[Start of section]
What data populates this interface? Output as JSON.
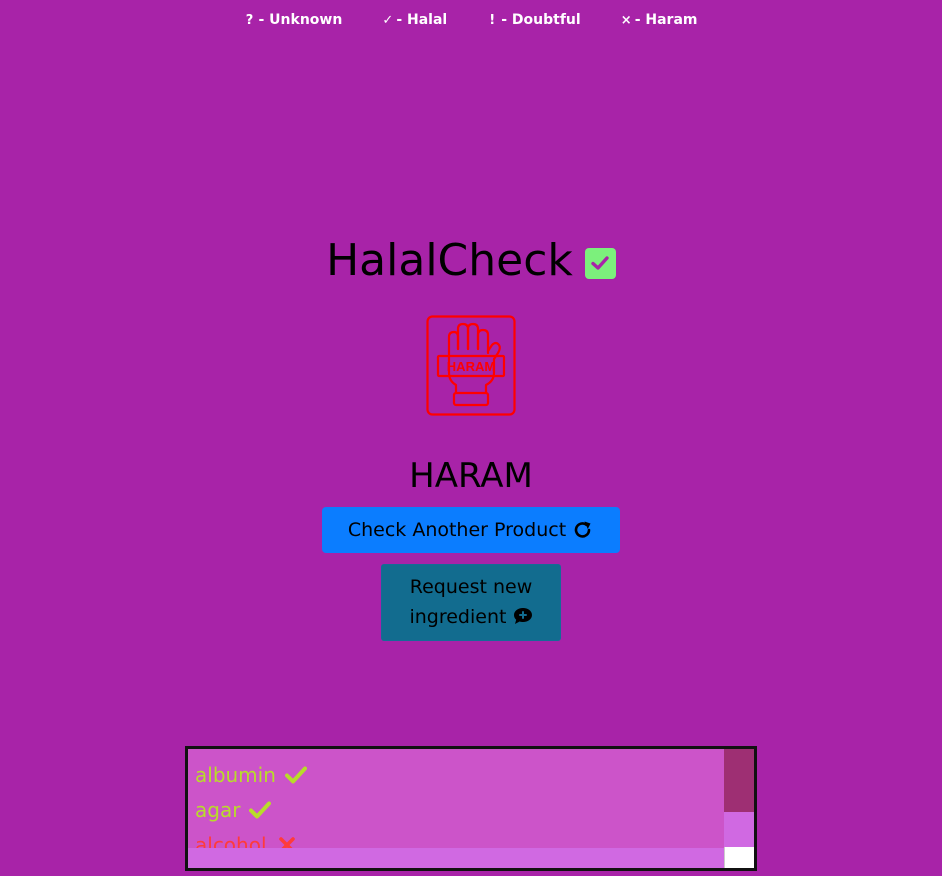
{
  "legend": [
    {
      "symbol": "?",
      "label": "- Unknown"
    },
    {
      "symbol": "✓",
      "label": "- Halal"
    },
    {
      "symbol": "!",
      "label": "- Doubtful"
    },
    {
      "symbol": "×",
      "label": "- Haram"
    }
  ],
  "app": {
    "title": "HalalCheck",
    "title_badge_icon": "check-square-icon",
    "status_icon": "haram-hand-icon",
    "status_icon_text": "HARAM",
    "verdict": "HARAM"
  },
  "actions": {
    "check_another_label": "Check Another Product",
    "check_another_icon": "refresh-icon",
    "request_ingredient_label": "Request new ingredient",
    "request_ingredient_icon": "comment-plus-icon"
  },
  "ingredients": [
    {
      "name": "albumin",
      "status": "halal",
      "icon": "check-icon"
    },
    {
      "name": "agar",
      "status": "halal",
      "icon": "check-icon"
    },
    {
      "name": "alcohol",
      "status": "haram",
      "icon": "cross-icon"
    }
  ],
  "colors": {
    "background": "#a823a8",
    "halal": "#b8dc2a",
    "haram": "#ff3b3b",
    "primary_button": "#0b7dff",
    "secondary_button": "#126c8f",
    "title_badge": "#7cf07c"
  }
}
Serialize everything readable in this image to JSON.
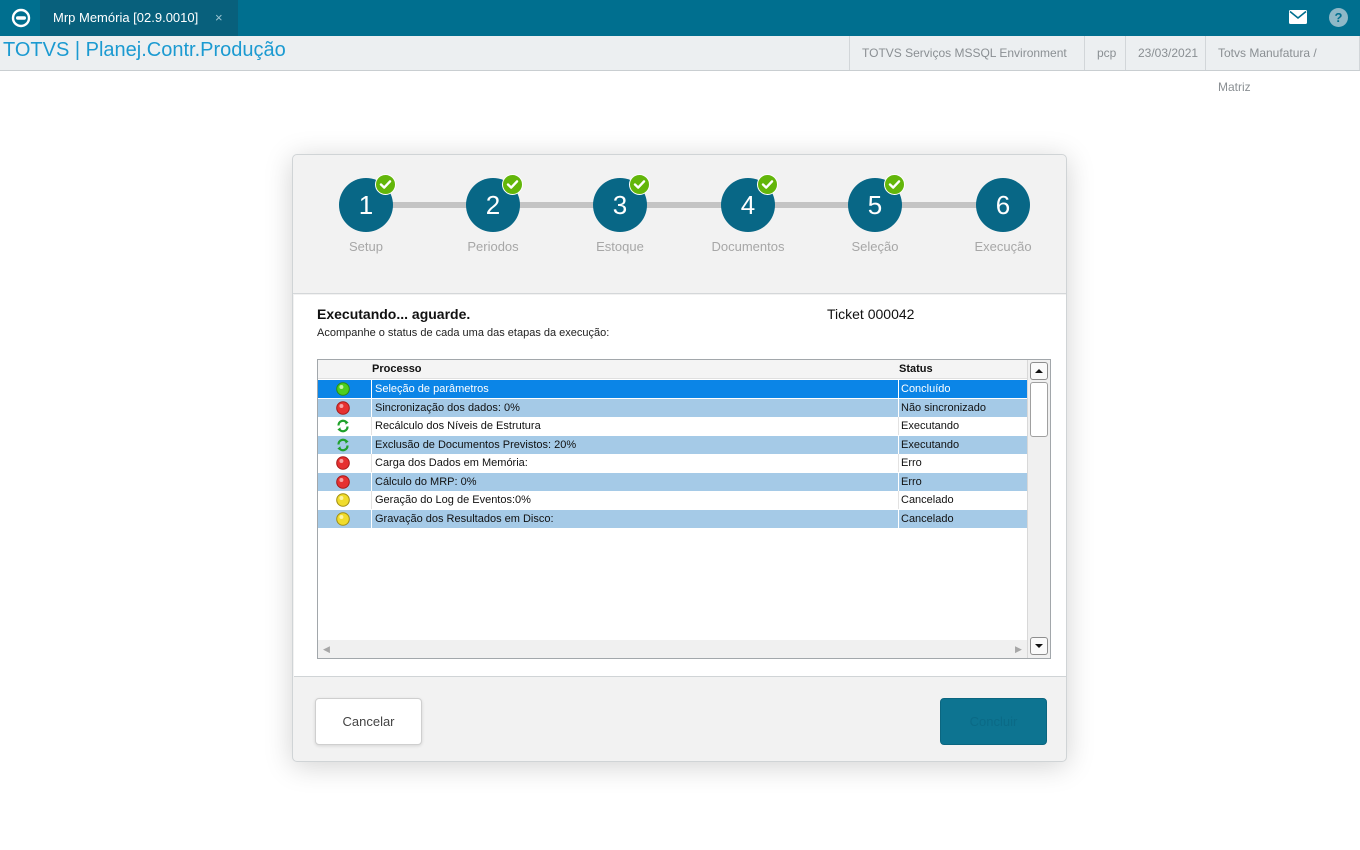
{
  "tab": {
    "title": "Mrp Memória [02.9.0010]",
    "close": "×"
  },
  "header": {
    "app_title": "TOTVS | Planej.Contr.Produção",
    "environment": "TOTVS Serviços MSSQL Environment",
    "user": "pcp",
    "date": "23/03/2021",
    "company": "Totvs Manufatura / Matriz"
  },
  "steps": [
    {
      "number": "1",
      "label": "Setup",
      "done": true
    },
    {
      "number": "2",
      "label": "Periodos",
      "done": true
    },
    {
      "number": "3",
      "label": "Estoque",
      "done": true
    },
    {
      "number": "4",
      "label": "Documentos",
      "done": true
    },
    {
      "number": "5",
      "label": "Seleção",
      "done": true
    },
    {
      "number": "6",
      "label": "Execução",
      "done": false
    }
  ],
  "execution": {
    "title": "Executando... aguarde.",
    "ticket": "Ticket 000042",
    "subtitle": "Acompanhe o status de cada uma das etapas da execução:"
  },
  "grid": {
    "headers": {
      "process": "Processo",
      "status": "Status"
    },
    "rows": [
      {
        "icon": "green-light-icon",
        "process": "Seleção de parâmetros",
        "status": "Concluído"
      },
      {
        "icon": "red-light-icon",
        "process": "Sincronização dos dados: 0%",
        "status": "Não sincronizado"
      },
      {
        "icon": "refresh-icon",
        "process": "Recálculo dos Níveis de Estrutura",
        "status": "Executando"
      },
      {
        "icon": "refresh-icon",
        "process": "Exclusão de Documentos Previstos: 20%",
        "status": "Executando"
      },
      {
        "icon": "red-light-icon",
        "process": "Carga dos Dados em Memória:",
        "status": "Erro"
      },
      {
        "icon": "red-light-icon",
        "process": "Cálculo do MRP: 0%",
        "status": "Erro"
      },
      {
        "icon": "yellow-light-icon",
        "process": "Geração do Log de Eventos:0%",
        "status": "Cancelado"
      },
      {
        "icon": "yellow-light-icon",
        "process": "Gravação dos Resultados em Disco:",
        "status": "Cancelado"
      }
    ]
  },
  "buttons": {
    "cancel": "Cancelar",
    "conclude": "Concluir"
  },
  "colors": {
    "brand": "#006f8f",
    "step": "#086786",
    "check": "#63b60a",
    "row_selected": "#0b85e7",
    "row_alt": "#a5cae7"
  }
}
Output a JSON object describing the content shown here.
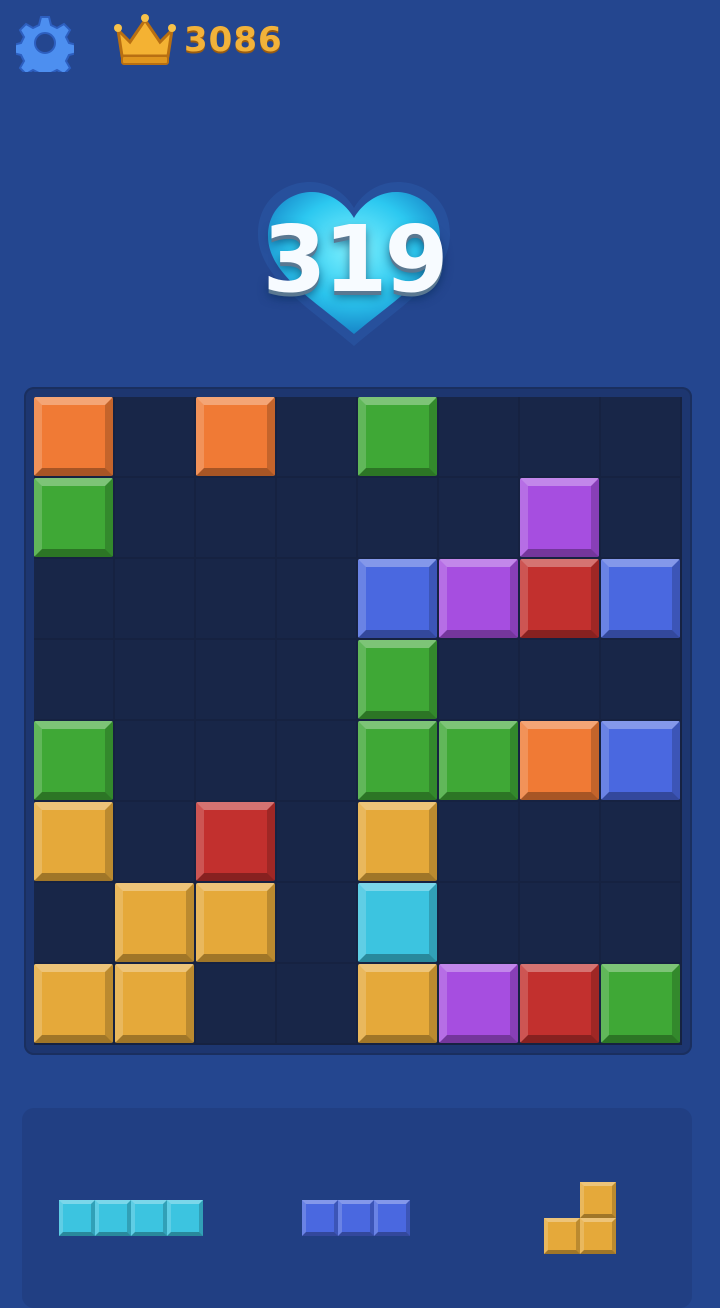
{
  "header": {
    "best_score": "3086",
    "icons": [
      "gear-icon",
      "crown-icon"
    ]
  },
  "score": {
    "value": "319",
    "badge_icon": "heart-icon"
  },
  "colors": {
    "orange": "#f07a35",
    "green": "#3fa836",
    "purple": "#a64ee0",
    "blue": "#4a68e0",
    "red": "#c2302e",
    "yellow": "#e5a93a",
    "cyan": "#3cc4e0"
  },
  "board": {
    "rows": 8,
    "cols": 8,
    "cells": [
      [
        "orange",
        null,
        "orange",
        null,
        "green",
        null,
        null,
        null
      ],
      [
        "green",
        null,
        null,
        null,
        null,
        null,
        "purple",
        null
      ],
      [
        null,
        null,
        null,
        null,
        "blue",
        "purple",
        "red",
        "blue"
      ],
      [
        null,
        null,
        null,
        null,
        "green",
        null,
        null,
        null
      ],
      [
        "green",
        null,
        null,
        null,
        "green",
        "green",
        "orange",
        "blue"
      ],
      [
        "yellow",
        null,
        "red",
        null,
        "yellow",
        null,
        null,
        null
      ],
      [
        null,
        "yellow",
        "yellow",
        null,
        "cyan",
        null,
        null,
        null
      ],
      [
        "yellow",
        "yellow",
        null,
        null,
        "yellow",
        "purple",
        "red",
        "green"
      ]
    ]
  },
  "tray": {
    "pieces": [
      {
        "name": "i4-horizontal",
        "color": "cyan",
        "shape": [
          [
            1,
            1,
            1,
            1
          ]
        ]
      },
      {
        "name": "i3-horizontal",
        "color": "blue",
        "shape": [
          [
            1,
            1,
            1
          ]
        ]
      },
      {
        "name": "j-shape",
        "color": "yellow",
        "shape": [
          [
            0,
            1
          ],
          [
            1,
            1
          ]
        ]
      }
    ]
  }
}
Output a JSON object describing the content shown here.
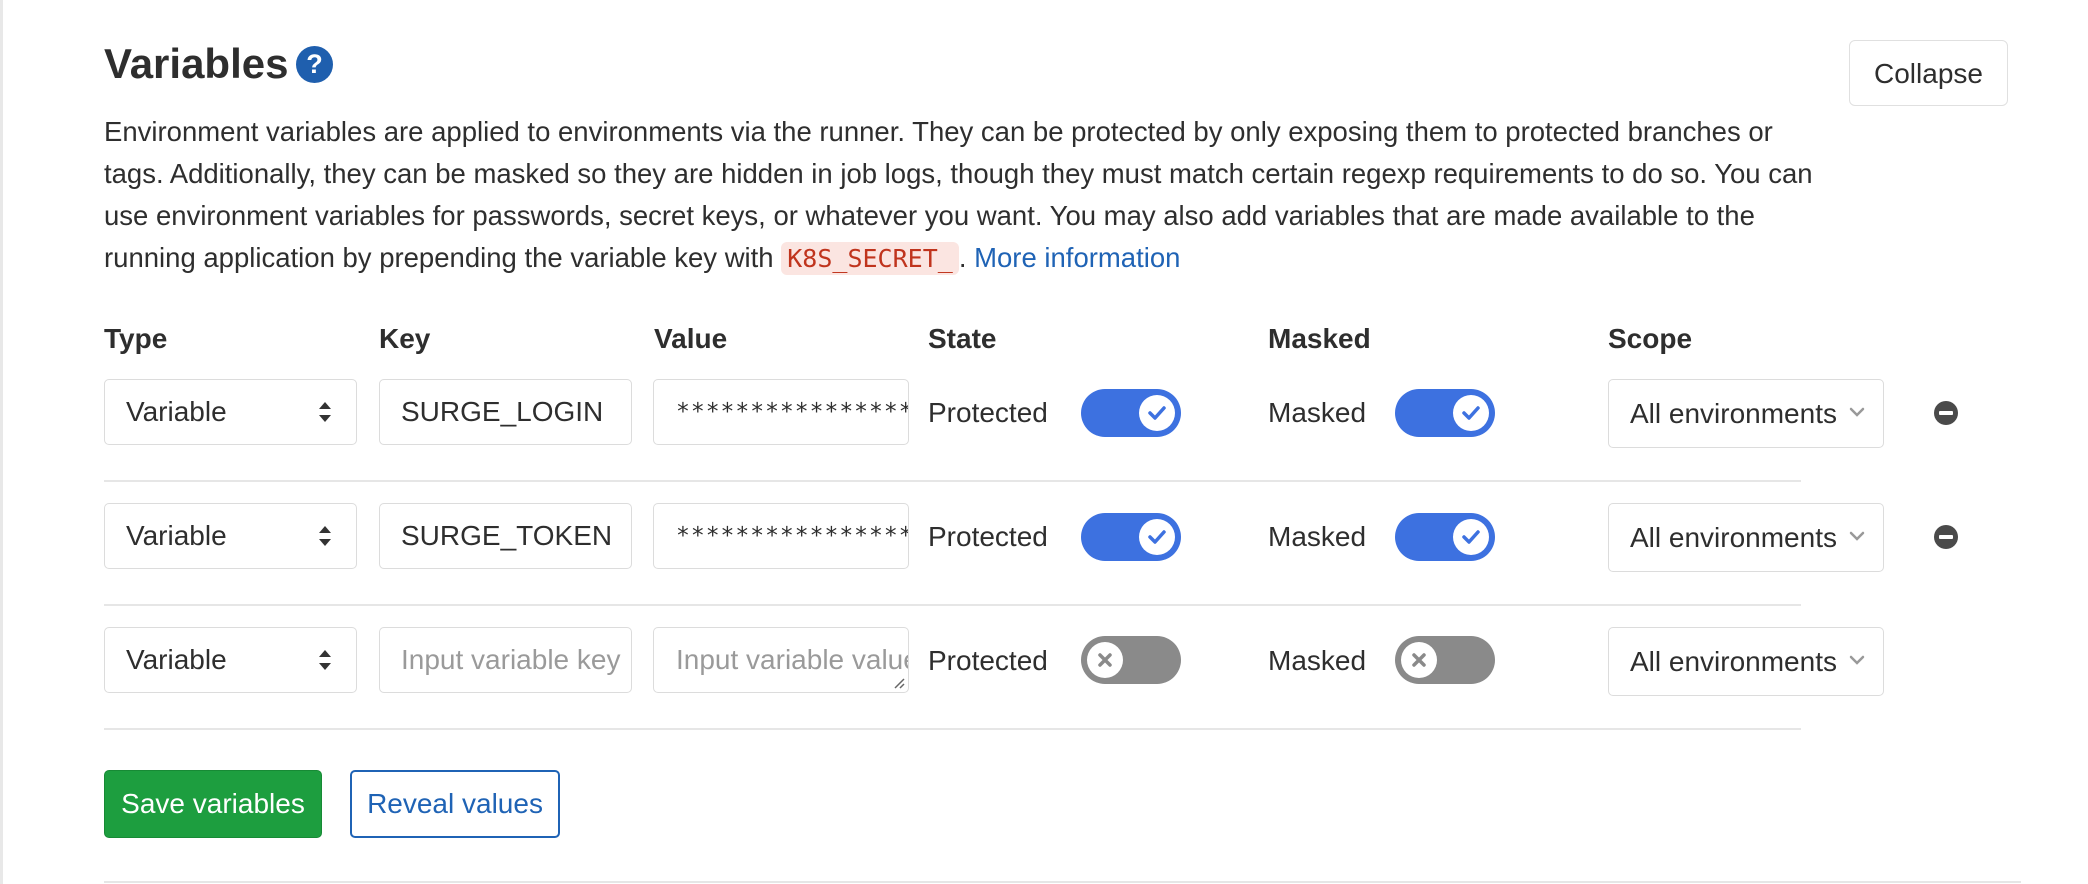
{
  "section": {
    "title": "Variables",
    "help_icon": "question-circle-icon",
    "collapse_label": "Collapse",
    "description": "Environment variables are applied to environments via the runner. They can be protected by only exposing them to protected branches or tags. Additionally, they can be masked so they are hidden in job logs, though they must match certain regexp requirements to do so. You can use environment variables for passwords, secret keys, or whatever you want. You may also add variables that are made available to the running application by prepending the variable key with",
    "code_prefix": "K8S_SECRET_",
    "period": ".",
    "more_info": "More information"
  },
  "headers": {
    "type": "Type",
    "key": "Key",
    "value": "Value",
    "state": "State",
    "masked": "Masked",
    "scope": "Scope"
  },
  "rows": [
    {
      "type": "Variable",
      "key": "SURGE_LOGIN",
      "value": "*****************",
      "state_label": "Protected",
      "protected": true,
      "masked_label": "Masked",
      "masked": true,
      "scope": "All environments"
    },
    {
      "type": "Variable",
      "key": "SURGE_TOKEN",
      "value": "*****************",
      "state_label": "Protected",
      "protected": true,
      "masked_label": "Masked",
      "masked": true,
      "scope": "All environments"
    },
    {
      "type": "Variable",
      "key_placeholder": "Input variable key",
      "value_placeholder": "Input variable value",
      "state_label": "Protected",
      "protected": false,
      "masked_label": "Masked",
      "masked": false,
      "scope": "All environments"
    }
  ],
  "actions": {
    "save": "Save variables",
    "reveal": "Reveal values"
  },
  "colors": {
    "toggle_on": "#3d71e0",
    "toggle_off": "#8a8a8a",
    "save": "#1d9e3f",
    "link": "#1f63b5",
    "code_text": "#c0341d"
  }
}
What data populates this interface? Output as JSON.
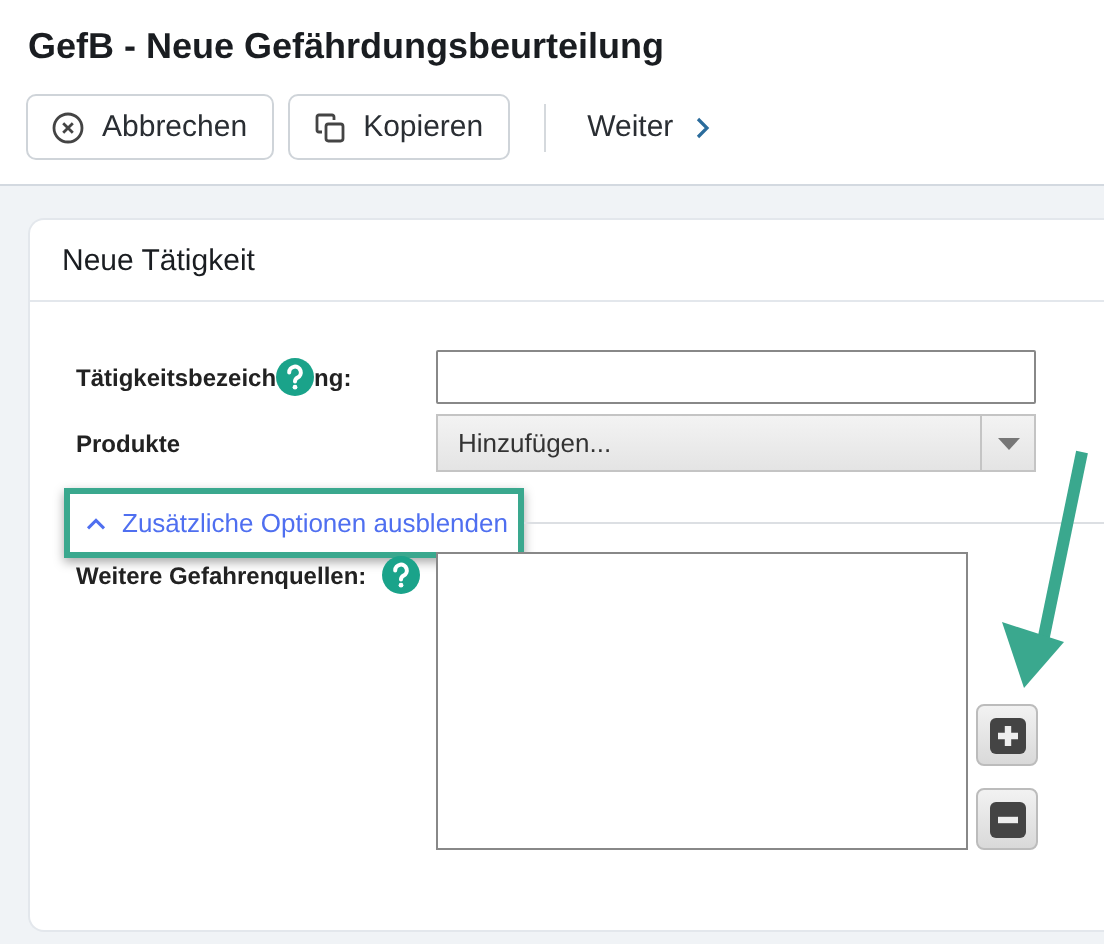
{
  "title": "GefB - Neue Gefährdungsbeurteilung",
  "toolbar": [
    {
      "kind": "cancel",
      "label": "Abbrechen"
    },
    {
      "kind": "copy",
      "label": "Kopieren"
    },
    {
      "kind": "next",
      "label": "Weiter"
    }
  ],
  "card": {
    "title": "Neue Tätigkeit",
    "fields": [
      {
        "kind": "text",
        "label": [
          "Tätigkeitsbezeich",
          "ng:"
        ],
        "help": true
      },
      {
        "kind": "select",
        "label": [
          "Produkte"
        ],
        "help": false,
        "placeholder": "Hinzufügen..."
      }
    ],
    "toggle": {
      "label": "Zusätzliche Optionen ausblenden",
      "expanded": true,
      "highlighted": true
    },
    "extra_fields": [
      {
        "kind": "list",
        "label": [
          "Weitere Gefahrenquellen:"
        ],
        "help": true
      }
    ]
  },
  "annotation_arrow": true
}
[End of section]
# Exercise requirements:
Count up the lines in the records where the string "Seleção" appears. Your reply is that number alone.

# Exercise answer:
2